He met wife Beverly McKelvey in high school. The two married in October 1953.
Lewis had wanted to be a poet, but when he ran the idea by Langston Hughes, the famed poet pointed him toward journalism. Hughes told Lewis to “sow the seeds of accomplishment,” Binzen wrote, and Lewis made that his guiding principle.
Linda Wright Avery Moore, a journalist and communications specialist, recalled Lewis’ kindness to her when, as a WCAU-TV reporter, she covered the Bulletin’s closing on Jan. 29, 1982.
“It was a sad and awkward time,” she recalled. “He was so engaging and encouraging to me as a reporter.”
Later, Moore said, Lewis served as a low-key, supportive mentor.

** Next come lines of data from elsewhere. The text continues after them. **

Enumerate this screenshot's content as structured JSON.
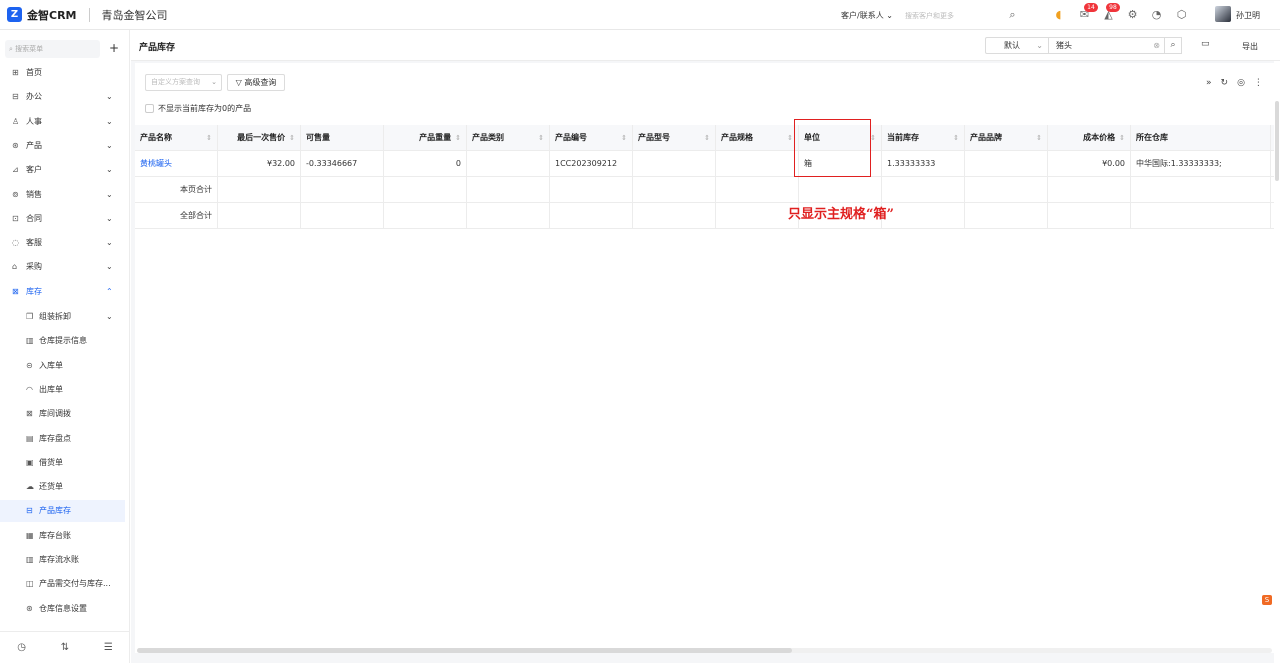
{
  "app": {
    "logo_text": "金智CRM",
    "company": "青岛金智公司"
  },
  "topbar": {
    "search_scope": "客户/联系人",
    "search_placeholder": "搜索客户和更多",
    "badges": {
      "messages": "14",
      "notifications": "98"
    },
    "username": "孙卫明"
  },
  "sidebar": {
    "search_placeholder": "搜索菜单",
    "menu": [
      {
        "label": "首页",
        "icon": "home-icon"
      },
      {
        "label": "办公",
        "icon": "office-icon"
      },
      {
        "label": "人事",
        "icon": "people-icon"
      },
      {
        "label": "产品",
        "icon": "product-icon"
      },
      {
        "label": "客户",
        "icon": "customer-icon"
      },
      {
        "label": "销售",
        "icon": "sales-icon"
      },
      {
        "label": "合同",
        "icon": "contract-icon"
      },
      {
        "label": "客服",
        "icon": "support-icon"
      },
      {
        "label": "采购",
        "icon": "purchase-icon"
      },
      {
        "label": "库存",
        "icon": "inventory-icon"
      }
    ],
    "submenu": [
      {
        "label": "组装拆卸",
        "icon": "assemble-icon"
      },
      {
        "label": "仓库提示信息",
        "icon": "warehouse-tip-icon"
      },
      {
        "label": "入库单",
        "icon": "inbound-icon"
      },
      {
        "label": "出库单",
        "icon": "outbound-icon"
      },
      {
        "label": "库间调拨",
        "icon": "transfer-icon"
      },
      {
        "label": "库存盘点",
        "icon": "stocktake-icon"
      },
      {
        "label": "借货单",
        "icon": "borrow-icon"
      },
      {
        "label": "还货单",
        "icon": "return-icon"
      },
      {
        "label": "产品库存",
        "icon": "product-stock-icon"
      },
      {
        "label": "库存台账",
        "icon": "ledger-icon"
      },
      {
        "label": "库存流水账",
        "icon": "journal-icon"
      },
      {
        "label": "产品需交付与库存...",
        "icon": "delivery-icon"
      },
      {
        "label": "仓库信息设置",
        "icon": "warehouse-settings-icon"
      }
    ]
  },
  "page": {
    "title": "产品库存",
    "view_select": "默认",
    "keyword": "猪头",
    "export_label": "导出",
    "custom_search_placeholder": "自定义方案查询",
    "advanced_search": "高级查询",
    "hide_zero_label": "不显示当前库存为0的产品"
  },
  "table": {
    "columns": [
      "产品名称",
      "最后一次售价",
      "可售量",
      "产品重量",
      "产品类别",
      "产品编号",
      "产品型号",
      "产品规格",
      "单位",
      "当前库存",
      "产品品牌",
      "成本价格",
      "所在仓库"
    ],
    "rows": [
      [
        "黄桃罐头",
        "¥32.00",
        "-0.33346667",
        "0",
        "",
        "1CC202309212",
        "",
        "",
        "箱",
        "1.33333333",
        "",
        "¥0.00",
        "中华国际:1.33333333;"
      ]
    ],
    "page_total_label": "本页合计",
    "all_total_label": "全部合计"
  },
  "annotation": {
    "text": "只显示主规格“箱”",
    "color": "#e02020"
  },
  "colors": {
    "accent": "#1d63f0",
    "badge": "#f0353b"
  }
}
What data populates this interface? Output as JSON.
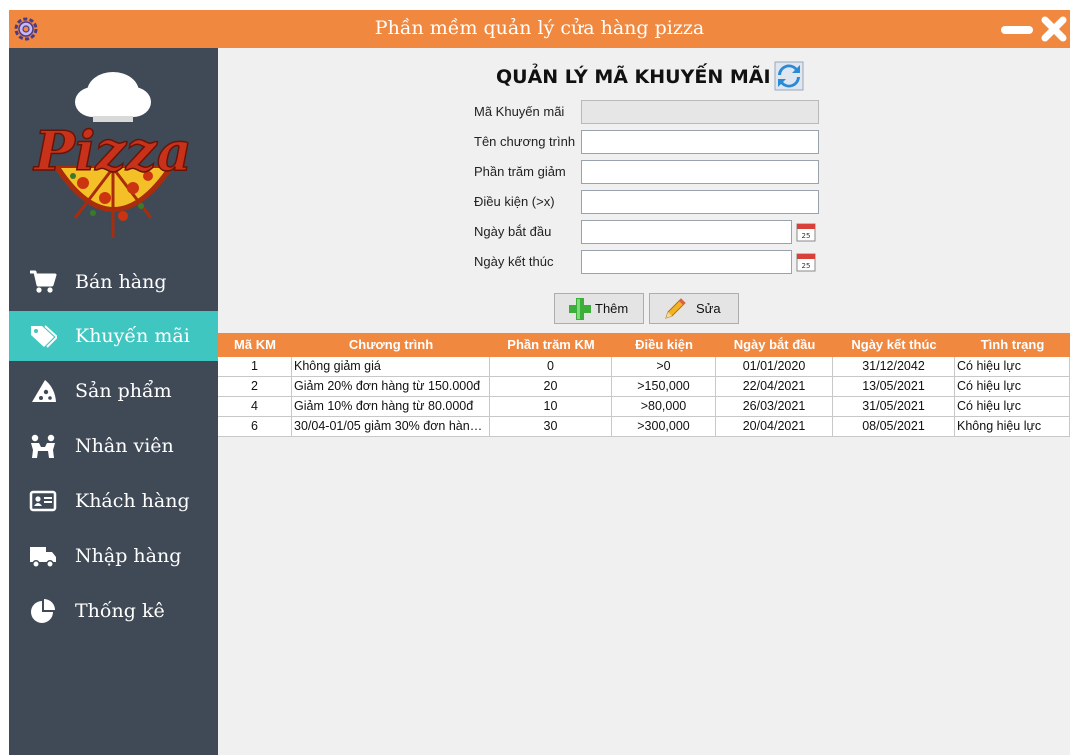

“I talked to him when I was working on projects at the station to get his insight,” she said. “He was quiet and unassuming — real different from now, when everybody has to be a brand for success. He was a pioneer.”
In addition to his wife, he is survived by: four children, five grandchildren and four great-grandchildren. A memorial service is planned for a later date.